Caught this on the news wire today. Darden has a nice employee stock purchasing plan that if you aren't participating in (as an employee) then you are throwing away free money.
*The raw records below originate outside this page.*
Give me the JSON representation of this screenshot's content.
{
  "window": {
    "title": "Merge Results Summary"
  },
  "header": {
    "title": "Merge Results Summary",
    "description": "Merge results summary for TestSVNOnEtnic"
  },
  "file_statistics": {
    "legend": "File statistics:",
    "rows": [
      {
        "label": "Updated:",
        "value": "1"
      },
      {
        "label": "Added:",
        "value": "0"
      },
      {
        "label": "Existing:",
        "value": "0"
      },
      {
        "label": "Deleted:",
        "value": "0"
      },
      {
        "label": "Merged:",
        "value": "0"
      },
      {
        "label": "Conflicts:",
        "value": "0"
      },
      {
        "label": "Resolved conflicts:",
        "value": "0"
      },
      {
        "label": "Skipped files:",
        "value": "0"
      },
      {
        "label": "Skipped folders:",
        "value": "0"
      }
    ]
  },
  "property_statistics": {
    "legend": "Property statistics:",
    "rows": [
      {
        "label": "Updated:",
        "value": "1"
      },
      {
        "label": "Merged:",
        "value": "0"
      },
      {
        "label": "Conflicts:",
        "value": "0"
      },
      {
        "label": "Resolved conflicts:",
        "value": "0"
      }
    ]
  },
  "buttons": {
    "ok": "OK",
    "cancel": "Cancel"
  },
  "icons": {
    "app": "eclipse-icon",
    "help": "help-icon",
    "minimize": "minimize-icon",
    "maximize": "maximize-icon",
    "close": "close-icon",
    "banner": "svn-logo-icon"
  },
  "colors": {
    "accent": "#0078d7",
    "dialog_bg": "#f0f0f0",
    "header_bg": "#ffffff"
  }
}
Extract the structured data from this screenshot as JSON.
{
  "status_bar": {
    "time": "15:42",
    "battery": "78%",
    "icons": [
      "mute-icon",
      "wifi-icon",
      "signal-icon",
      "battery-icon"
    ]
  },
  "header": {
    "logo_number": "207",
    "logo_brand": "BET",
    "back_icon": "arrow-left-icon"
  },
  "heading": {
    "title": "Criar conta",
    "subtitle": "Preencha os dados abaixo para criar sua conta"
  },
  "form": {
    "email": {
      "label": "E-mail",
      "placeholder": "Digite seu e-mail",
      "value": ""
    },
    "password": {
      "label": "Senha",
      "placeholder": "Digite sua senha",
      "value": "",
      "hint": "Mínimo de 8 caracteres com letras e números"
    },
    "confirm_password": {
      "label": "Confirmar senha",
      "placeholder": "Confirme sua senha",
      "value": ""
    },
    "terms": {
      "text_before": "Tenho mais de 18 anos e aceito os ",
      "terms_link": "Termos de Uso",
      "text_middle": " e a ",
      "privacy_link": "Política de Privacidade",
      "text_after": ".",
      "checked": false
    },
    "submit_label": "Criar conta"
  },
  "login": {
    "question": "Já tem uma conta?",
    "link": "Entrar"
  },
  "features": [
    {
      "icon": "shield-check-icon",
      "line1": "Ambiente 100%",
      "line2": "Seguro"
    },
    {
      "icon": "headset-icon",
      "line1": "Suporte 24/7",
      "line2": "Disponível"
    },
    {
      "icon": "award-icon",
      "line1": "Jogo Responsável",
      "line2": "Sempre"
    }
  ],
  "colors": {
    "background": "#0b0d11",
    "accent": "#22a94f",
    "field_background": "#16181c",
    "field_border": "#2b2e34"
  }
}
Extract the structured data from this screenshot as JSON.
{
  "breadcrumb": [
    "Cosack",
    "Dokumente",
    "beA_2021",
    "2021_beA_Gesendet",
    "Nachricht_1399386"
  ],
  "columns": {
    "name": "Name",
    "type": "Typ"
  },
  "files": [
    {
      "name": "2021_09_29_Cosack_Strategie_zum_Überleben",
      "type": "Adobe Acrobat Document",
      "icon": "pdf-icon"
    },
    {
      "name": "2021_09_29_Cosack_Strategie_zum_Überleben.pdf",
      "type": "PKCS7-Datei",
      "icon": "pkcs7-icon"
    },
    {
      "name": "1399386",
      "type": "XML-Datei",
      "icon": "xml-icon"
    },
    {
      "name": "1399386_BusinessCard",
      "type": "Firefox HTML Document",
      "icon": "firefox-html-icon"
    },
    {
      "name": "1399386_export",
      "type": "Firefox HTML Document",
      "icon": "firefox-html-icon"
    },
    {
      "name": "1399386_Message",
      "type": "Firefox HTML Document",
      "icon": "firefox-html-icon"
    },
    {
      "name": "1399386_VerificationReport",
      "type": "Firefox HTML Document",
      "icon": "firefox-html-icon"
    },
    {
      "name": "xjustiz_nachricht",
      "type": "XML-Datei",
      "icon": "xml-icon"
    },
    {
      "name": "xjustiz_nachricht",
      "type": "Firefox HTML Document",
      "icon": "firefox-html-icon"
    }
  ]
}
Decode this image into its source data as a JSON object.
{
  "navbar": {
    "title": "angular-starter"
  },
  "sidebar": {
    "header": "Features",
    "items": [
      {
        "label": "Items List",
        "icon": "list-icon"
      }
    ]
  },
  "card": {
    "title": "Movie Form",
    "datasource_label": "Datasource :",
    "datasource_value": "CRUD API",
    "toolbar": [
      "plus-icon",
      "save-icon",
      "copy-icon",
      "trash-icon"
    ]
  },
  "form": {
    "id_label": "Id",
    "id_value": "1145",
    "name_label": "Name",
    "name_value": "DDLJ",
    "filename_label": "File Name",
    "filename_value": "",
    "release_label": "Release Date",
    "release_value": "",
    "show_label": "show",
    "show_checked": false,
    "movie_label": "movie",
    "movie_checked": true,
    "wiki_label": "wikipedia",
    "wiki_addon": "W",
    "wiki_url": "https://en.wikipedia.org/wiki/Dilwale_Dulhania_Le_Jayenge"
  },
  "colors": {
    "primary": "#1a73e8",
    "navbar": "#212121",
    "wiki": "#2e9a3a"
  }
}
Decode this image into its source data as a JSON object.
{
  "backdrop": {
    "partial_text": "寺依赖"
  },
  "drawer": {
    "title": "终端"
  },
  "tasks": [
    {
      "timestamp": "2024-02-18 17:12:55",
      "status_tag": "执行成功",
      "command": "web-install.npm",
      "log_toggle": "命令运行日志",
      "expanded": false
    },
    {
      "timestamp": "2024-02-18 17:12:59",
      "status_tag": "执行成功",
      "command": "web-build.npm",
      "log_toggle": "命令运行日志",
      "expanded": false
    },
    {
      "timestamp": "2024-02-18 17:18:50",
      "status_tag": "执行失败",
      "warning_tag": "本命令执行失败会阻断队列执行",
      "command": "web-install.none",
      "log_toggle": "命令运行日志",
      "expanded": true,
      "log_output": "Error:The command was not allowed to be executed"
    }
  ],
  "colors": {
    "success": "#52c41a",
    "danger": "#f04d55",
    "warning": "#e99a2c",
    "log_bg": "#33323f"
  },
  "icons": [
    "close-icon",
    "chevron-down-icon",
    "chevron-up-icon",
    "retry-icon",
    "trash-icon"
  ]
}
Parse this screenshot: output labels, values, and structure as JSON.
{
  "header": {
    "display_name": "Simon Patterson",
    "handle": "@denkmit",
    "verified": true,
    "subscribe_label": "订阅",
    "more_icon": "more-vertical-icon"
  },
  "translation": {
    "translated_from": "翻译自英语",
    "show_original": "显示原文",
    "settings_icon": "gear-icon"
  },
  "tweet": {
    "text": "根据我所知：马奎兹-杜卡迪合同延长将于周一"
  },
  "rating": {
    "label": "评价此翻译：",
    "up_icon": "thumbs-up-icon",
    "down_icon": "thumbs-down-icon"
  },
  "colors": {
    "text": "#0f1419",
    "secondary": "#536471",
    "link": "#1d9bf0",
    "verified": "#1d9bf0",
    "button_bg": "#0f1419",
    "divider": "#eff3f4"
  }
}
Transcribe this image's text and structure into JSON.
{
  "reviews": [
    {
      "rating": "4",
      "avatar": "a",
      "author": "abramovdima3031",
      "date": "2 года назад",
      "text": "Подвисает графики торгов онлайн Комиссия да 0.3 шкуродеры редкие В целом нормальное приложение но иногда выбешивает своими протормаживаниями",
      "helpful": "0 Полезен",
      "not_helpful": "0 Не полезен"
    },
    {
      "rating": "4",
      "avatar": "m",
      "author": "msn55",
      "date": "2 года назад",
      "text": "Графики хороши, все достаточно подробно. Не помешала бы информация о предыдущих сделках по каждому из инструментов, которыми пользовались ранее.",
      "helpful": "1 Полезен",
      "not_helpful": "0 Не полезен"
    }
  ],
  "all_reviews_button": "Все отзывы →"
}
Even if you don't plan on staying with the company or keeping the stock, the option is a great thing to take advantage of.
But unfortunately the reduction in costs talked about below does nothing for the server's bottom line at the end of the night.
By Lisa Baertlein
LOS ANGELES, Sept 29 (Reuters) - Darden Restaurants Inc (DRI.N), owner of the Olive Garden and Red Lobster chains, warned that full-year same-store sales could fall more than expected and that its profit could be at the low end of its forecast, and its shares fell 6 percent.
Darden, which posted a first-quarter profit a penny above Wall Street expectations, is forecasting earnings of $2.59 to $2.85 per share for fiscal 2010.
"Given industry sales trends, however, at this time the lower half of the diluted net earnings per share range we've provided is more likely than the upper half of the range," the company said in a statement.
The restaurant industry has been hurt by rising unemployment and falling home prices, prompting consumers to reduce the number of times they go out to eat and to order lower-priced items.
Oppenheimer restaurant analyst Matthew DiFrisco said Darden was being cautious in its forecast.
"They're being conservative saying that (earnings) would be skewed toward the lower end," DiFrisco said.
Darden has been benefiting from lower food costs that helped offset weak sales.
Darden, which also owns Capital Grille and LongHorn Steakhouse, said earnings from continued operations were $95 million, or 67 cents per share, for the first quarter ended Aug. 30, compared with $82.4 million, or 58 cents per share, a year earlier.
Analysts, on average, were looking for 66 cents per share, according to Reuters Estimates.
Total sales from continuing operations fell 2.3 percent to $1.73 billion during the quarter, as sales at U.S. established restaurants fell 2.9 percent at Olive Garden, 7.9 percent at Red Lobster and 6.2 percent at LongHorn Steakhouse.
Darden said sales were softer than anticipated during the first quarter, causing it to reduce the lower end of its full-year forecast for sales at established restaurants.
The restaurant company now expects combined U.S. same-store sales at Red Lobster, Olive Garden and LongHorn Steakhouse to be flat to down 3 percent in fiscal 2010, a range that is one percentage point lower on the bottom end than the previously issued forecast.
Shares of Darden fell to $33.99 from their New York Stock Exchange close of $36.15.